Of his two sonatas for cello and piano, it is the later second in F major (Op.99, written in 1886) which is usually preferred over this first sonata, composed between 1862-65, perhaps for its degree of passion. And yet, in the hands of a great cellist there too is much passion to be wrought from the Sonata in E minor.
There is little doubt about the abilities of Emanuel Feuermann as a cellist, and yet due to his untimely death following a minor operation in 1942, his name is almost forgotten by comparison to the likes of Pablo Casals. Indeed the latter was one of Feuermann's greatest admirers: ""What a great artist Feuermann was! His early death was a great loss to music."

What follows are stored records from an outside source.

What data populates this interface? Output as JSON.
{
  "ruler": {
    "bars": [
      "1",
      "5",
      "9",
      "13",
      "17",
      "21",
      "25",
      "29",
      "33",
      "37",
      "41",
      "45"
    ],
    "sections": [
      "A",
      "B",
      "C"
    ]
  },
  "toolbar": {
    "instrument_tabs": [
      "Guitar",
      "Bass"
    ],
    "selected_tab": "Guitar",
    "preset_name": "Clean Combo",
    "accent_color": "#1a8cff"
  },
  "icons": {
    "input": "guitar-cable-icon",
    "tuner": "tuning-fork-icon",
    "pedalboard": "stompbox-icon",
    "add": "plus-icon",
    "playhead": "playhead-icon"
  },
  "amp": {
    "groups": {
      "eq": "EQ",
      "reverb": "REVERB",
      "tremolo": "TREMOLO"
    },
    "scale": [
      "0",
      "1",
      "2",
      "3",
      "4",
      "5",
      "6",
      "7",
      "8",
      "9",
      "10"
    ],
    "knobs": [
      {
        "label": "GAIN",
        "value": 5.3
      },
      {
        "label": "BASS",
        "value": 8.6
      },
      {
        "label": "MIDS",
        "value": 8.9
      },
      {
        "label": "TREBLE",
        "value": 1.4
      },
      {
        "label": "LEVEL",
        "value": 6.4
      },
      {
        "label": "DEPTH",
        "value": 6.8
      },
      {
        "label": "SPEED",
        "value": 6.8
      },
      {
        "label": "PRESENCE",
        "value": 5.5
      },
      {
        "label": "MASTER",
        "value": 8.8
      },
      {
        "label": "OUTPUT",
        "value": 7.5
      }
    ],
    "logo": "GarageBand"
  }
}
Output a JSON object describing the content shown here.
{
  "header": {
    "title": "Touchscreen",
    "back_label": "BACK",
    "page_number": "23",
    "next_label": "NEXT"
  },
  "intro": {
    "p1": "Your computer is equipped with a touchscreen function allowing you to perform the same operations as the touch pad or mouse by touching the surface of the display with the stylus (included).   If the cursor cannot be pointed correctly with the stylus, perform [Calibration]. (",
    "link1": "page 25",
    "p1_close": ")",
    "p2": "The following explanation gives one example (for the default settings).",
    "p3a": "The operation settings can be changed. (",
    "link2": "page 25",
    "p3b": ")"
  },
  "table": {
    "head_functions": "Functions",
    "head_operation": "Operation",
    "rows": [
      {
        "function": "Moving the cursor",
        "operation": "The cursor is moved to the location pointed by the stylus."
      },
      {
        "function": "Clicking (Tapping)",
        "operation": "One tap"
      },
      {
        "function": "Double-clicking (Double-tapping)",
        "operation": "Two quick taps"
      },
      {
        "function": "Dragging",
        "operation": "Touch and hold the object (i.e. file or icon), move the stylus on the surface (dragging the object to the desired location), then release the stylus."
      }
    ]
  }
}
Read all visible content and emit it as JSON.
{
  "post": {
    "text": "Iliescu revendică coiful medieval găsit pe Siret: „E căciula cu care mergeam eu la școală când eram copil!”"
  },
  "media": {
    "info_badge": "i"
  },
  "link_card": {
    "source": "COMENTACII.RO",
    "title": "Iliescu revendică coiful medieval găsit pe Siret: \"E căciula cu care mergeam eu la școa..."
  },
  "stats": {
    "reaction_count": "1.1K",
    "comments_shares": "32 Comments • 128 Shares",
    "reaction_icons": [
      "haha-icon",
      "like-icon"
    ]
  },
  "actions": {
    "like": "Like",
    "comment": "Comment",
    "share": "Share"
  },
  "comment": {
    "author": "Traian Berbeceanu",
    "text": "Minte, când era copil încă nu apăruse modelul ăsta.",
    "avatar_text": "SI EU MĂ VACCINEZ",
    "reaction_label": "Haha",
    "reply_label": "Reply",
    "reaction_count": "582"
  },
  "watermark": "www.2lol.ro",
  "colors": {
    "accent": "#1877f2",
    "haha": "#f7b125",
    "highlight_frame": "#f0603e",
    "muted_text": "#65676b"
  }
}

An online biography of the cellist notes: "When Feuermann made his American debut in 1935, the hall was packed with fellow cellists, who had come to hear something truly extraordinary. Following the performance a critic wrote, "Difficulties do not exist for Mr. Feuermann, even difficulties that would give celebrated virtuosi pause."
"In 1938 an English reviewer wrote in The Strad, following a concert, "I do not think there can any longer be doubt that Feuermann is the greatest living cellist, Casals alone excepted...In Feuermann we have a spectacular virtuosic artist of the front rank, the Wieniawski, shall I say, of the cello." Feuermann was famous for his unbelievable facility in the upper registers of the instrument, and was said to be able to easily perform Mendelssohn's violin concerto on his cello exactly as written for the violin."
Note that this wonderful recording, which spanned five sides of very quiet UK Columbia 78s, was coupled with a side of Gluck, entitled Melodie, adapted from his opera "Orphée", again with ven der Pas at the keyboard. We have made this available in our Shorter Pieces section.
BRAHMS Cello Sonata No. 1 in E minor, Op. 38
Recorded 10 & 11 July, 1934, Abbey Road Studio 3, London
Released as UK Columbia LX8172-4
Matrix numbers: CAX7211-7215
All first takes excepts sides 3&4 - 2nd takes
Emanuel Feuermann, cello
Theo van der Pas, piano